» **EXERCISE DESCRIPTION**
Hand back each record exactly as you find it.
------------------------
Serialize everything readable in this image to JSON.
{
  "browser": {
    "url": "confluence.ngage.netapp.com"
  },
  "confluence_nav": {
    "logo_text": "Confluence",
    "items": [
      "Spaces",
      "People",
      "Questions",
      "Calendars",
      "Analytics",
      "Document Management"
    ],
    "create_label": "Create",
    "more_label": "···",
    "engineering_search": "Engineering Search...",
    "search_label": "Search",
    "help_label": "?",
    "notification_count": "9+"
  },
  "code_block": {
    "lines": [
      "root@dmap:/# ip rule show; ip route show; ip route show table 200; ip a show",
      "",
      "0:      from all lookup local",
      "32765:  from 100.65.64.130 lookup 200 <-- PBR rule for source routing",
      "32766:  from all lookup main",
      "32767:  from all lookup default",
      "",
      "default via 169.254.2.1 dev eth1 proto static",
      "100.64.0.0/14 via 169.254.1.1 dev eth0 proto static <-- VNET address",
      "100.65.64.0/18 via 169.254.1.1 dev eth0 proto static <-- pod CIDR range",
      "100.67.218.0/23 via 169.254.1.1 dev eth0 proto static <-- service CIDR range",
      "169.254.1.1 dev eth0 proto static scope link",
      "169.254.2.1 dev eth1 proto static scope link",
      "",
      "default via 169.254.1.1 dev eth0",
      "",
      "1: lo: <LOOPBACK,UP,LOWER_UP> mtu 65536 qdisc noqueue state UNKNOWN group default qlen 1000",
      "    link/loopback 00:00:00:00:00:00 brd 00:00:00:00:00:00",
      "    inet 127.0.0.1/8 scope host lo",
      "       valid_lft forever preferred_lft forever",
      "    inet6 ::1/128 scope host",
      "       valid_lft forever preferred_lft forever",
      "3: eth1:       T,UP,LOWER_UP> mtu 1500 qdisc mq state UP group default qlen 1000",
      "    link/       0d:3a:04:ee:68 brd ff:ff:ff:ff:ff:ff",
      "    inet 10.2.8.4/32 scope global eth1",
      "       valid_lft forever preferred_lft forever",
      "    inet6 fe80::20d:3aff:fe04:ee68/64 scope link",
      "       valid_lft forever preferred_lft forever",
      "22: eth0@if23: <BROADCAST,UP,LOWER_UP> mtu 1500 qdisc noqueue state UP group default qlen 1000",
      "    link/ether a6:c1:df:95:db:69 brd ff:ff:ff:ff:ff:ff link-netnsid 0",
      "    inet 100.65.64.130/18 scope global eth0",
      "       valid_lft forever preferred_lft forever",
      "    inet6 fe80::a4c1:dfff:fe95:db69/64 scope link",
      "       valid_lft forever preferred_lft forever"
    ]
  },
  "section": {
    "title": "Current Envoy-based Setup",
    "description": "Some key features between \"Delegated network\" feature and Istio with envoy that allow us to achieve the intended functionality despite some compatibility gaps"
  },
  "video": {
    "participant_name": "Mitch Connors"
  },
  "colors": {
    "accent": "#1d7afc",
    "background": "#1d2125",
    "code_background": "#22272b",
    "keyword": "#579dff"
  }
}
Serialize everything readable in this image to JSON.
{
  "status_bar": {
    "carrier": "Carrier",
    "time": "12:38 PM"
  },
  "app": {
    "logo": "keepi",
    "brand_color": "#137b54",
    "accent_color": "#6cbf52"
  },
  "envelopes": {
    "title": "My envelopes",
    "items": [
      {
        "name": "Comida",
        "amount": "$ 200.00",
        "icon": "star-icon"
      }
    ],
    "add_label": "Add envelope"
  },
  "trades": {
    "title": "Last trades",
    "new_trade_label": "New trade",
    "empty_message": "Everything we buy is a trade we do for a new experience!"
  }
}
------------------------
» **ANSWER TO THE EXERCISE**
Serialize everything readable in this image to JSON.
{
  "browser": {
    "url": "confluence.ngage.netapp.com"
  },
  "confluence_nav": {
    "logo_text": "Confluence",
    "items": [
      "Spaces",
      "People",
      "Questions",
      "Calendars",
      "Analytics",
      "Document Management"
    ],
    "create_label": "Create",
    "more_label": "···",
    "engineering_search": "Engineering Search...",
    "search_label": "Search",
    "help_label": "?",
    "notification_count": "9+"
  },
  "code_block": {
    "lines": [
      "root@dmap:/# ip rule show; ip route show; ip route show table 200; ip a show",
      "",
      "0:      from all lookup local",
      "32765:  from 100.65.64.130 lookup 200 <-- PBR rule for source routing",
      "32766:  from all lookup main",
      "32767:  from all lookup default",
      "",
      "default via 169.254.2.1 dev eth1 proto static",
      "100.64.0.0/14 via 169.254.1.1 dev eth0 proto static <-- VNET address",
      "100.65.64.0/18 via 169.254.1.1 dev eth0 proto static <-- pod CIDR range",
      "100.67.218.0/23 via 169.254.1.1 dev eth0 proto static <-- service CIDR range",
      "169.254.1.1 dev eth0 proto static scope link",
      "169.254.2.1 dev eth1 proto static scope link",
      "",
      "default via 169.254.1.1 dev eth0",
      "",
      "1: lo: <LOOPBACK,UP,LOWER_UP> mtu 65536 qdisc noqueue state UNKNOWN group default qlen 1000",
      "    link/loopback 00:00:00:00:00:00 brd 00:00:00:00:00:00",
      "    inet 127.0.0.1/8 scope host lo",
      "       valid_lft forever preferred_lft forever",
      "    inet6 ::1/128 scope host",
      "       valid_lft forever preferred_lft forever",
      "3: eth1:       T,UP,LOWER_UP> mtu 1500 qdisc mq state UP group default qlen 1000",
      "    link/       0d:3a:04:ee:68 brd ff:ff:ff:ff:ff:ff",
      "    inet 10.2.8.4/32 scope global eth1",
      "       valid_lft forever preferred_lft forever",
      "    inet6 fe80::20d:3aff:fe04:ee68/64 scope link",
      "       valid_lft forever preferred_lft forever",
      "22: eth0@if23: <BROADCAST,UP,LOWER_UP> mtu 1500 qdisc noqueue state UP group default qlen 1000",
      "    link/ether a6:c1:df:95:db:69 brd ff:ff:ff:ff:ff:ff link-netnsid 0",
      "    inet 100.65.64.130/18 scope global eth0",
      "       valid_lft forever preferred_lft forever",
      "    inet6 fe80::a4c1:dfff:fe95:db69/64 scope link",
      "       valid_lft forever preferred_lft forever"
    ]
  },
  "section": {
    "title": "Current Envoy-based Setup",
    "description": "Some key features between \"Delegated network\" feature and Istio with envoy that allow us to achieve the intended functionality despite some compatibility gaps"
  },
  "video": {
    "participant_name": "Mitch Connors"
  },
  "colors": {
    "accent": "#1d7afc",
    "background": "#1d2125",
    "code_background": "#22272b",
    "keyword": "#579dff"
  }
}
Serialize everything readable in this image to JSON.
{
  "status_bar": {
    "carrier": "Carrier",
    "time": "12:38 PM"
  },
  "app": {
    "logo": "keepi",
    "brand_color": "#137b54",
    "accent_color": "#6cbf52"
  },
  "envelopes": {
    "title": "My envelopes",
    "items": [
      {
        "name": "Comida",
        "amount": "$ 200.00",
        "icon": "star-icon"
      }
    ],
    "add_label": "Add envelope"
  },
  "trades": {
    "title": "Last trades",
    "new_trade_label": "New trade",
    "empty_message": "Everything we buy is a trade we do for a new experience!"
  }
}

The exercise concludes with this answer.